Long enthralled by stunning images of the Aurora Borealis, more commonly known as the Northern Lights, in travel magazines and on TV, I literally leapt at the opportunity earlier this year to visit Finland, which is recognised as one of the best locations for viewing this spectacular phenomenon. As with any long-haul trip to a temperate country at that latitude, there were plenty of preparations to make and expectations to adjust. But perhaps more than anything else, I was gearing up — both physically and mentally — for the drastic temperature difference of 40 to 50 degree Celcius between sunny Singapore and winter wonderland Saariselka, a small village located in Northern Lapland.

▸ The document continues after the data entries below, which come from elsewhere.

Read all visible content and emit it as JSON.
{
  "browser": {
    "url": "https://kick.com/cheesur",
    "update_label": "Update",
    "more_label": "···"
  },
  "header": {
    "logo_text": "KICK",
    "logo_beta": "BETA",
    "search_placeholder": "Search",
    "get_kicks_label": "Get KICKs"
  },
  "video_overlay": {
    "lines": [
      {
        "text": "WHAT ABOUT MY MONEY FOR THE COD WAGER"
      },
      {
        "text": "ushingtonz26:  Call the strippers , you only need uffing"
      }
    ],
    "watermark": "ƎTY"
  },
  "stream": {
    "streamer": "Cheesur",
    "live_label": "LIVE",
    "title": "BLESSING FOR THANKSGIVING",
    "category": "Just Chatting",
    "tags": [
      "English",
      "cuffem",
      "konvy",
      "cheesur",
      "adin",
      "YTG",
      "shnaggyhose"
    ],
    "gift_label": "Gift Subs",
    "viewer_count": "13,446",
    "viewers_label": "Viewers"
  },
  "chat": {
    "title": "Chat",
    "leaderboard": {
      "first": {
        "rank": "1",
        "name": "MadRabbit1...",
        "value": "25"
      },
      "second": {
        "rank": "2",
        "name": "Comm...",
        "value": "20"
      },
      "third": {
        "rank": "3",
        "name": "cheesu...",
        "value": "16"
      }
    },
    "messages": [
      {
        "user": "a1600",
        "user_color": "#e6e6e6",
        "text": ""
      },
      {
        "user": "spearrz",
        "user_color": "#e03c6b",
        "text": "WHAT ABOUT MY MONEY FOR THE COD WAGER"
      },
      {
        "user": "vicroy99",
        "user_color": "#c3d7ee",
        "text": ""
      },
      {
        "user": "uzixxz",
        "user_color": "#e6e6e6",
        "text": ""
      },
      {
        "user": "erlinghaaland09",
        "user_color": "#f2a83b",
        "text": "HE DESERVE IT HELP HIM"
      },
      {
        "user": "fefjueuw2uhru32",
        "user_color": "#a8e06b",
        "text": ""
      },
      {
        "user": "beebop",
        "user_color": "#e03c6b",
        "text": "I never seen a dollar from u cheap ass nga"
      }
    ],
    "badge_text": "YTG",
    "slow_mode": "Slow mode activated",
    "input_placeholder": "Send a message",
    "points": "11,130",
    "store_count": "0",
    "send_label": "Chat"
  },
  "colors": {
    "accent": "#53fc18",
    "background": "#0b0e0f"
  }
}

Arriving excitedly at Kakslautttanen Igloo Village in Saariselka on the first day, I checked into a rustic log cabin with its own fireplace, private sauna and even outdoor jacuzzi pool. For the rest of the day, my fellow travellers and I simply lounged around in our self-service cabin, basking in the serenity that one can only experience in wilderness. Later that night, we went on a Northern Lights hunt on reindeer sleighs and stayed out in the freezing cold for two hours or so. Even with proper layering, hot tea and a campfire, it was almost unbearable — but it was all worthwhile. We were extremely fortunate and managed to catch a stunning display of surreal neon green dancing lights above our heads.

Determined to test my limits on my first winter holiday, I decided to stay a night in a snow igloo. As the name suggests, it was built entirely from snow and there is no electrical supply — which meant no heater in sub-zero temperatures! We started off the evening camping outside our glass igloo and saw faint wispy green lights, which showed up really clearly in photos. As the night deepened, the time to challenge the snow igloo got closer. Fully geared up in five layers of clothing, a sleeping bag and heat packs, we thought we were up for it — only to be proven dead wrong! In the end, we clumsily packed our belongings and speed-walked our way back in the near darkness — ‘street lights’ are uncommon as snow is reflective — to our warm, waiting log cabin.

The highlight of the trip, apart from of course, the Northern Lights, has to be the husky sledding. Often mistaken as a sedentary activity, it actually gives quite an adrenaline rush! Arriving at the husky farm, we were greeted with almost a hundred huskies, some of which were even standing on top of their own doghouses and howling away. The owners shared that the huskies actually enjoy driving the sleds and that it provides them with the exercise that they both need and want. We started off a safety lesson before heading over to meet — not greet — our dog pack, which consisted of six purebred Alaskan huskies. One of us got seated as a passenger while the other ‘drove’ the sled, mainly helping the huskies along by managing the brake with our body weight. I was pleasantly surprised at the speed at which the huskies sprinted through the winter wilderness! Returning back to the starting point, we were greeted by the cutest sight — baby huskies tumbling about in the snow! We were allowed to play with and carry them and one of them actually fell asleep in my arms!

One thing that I did not try was taking a dip in the freezing cold winter pool before running into a traditional smoke sauna. I can’t say I regret it since I’m still unsure if I’d do it if given a second chance! That aside, this is one of the most experiential trips that I’ve thoroughly enjoyed myself on and I definitely look forward to visiting again, even if it is just for the serenity.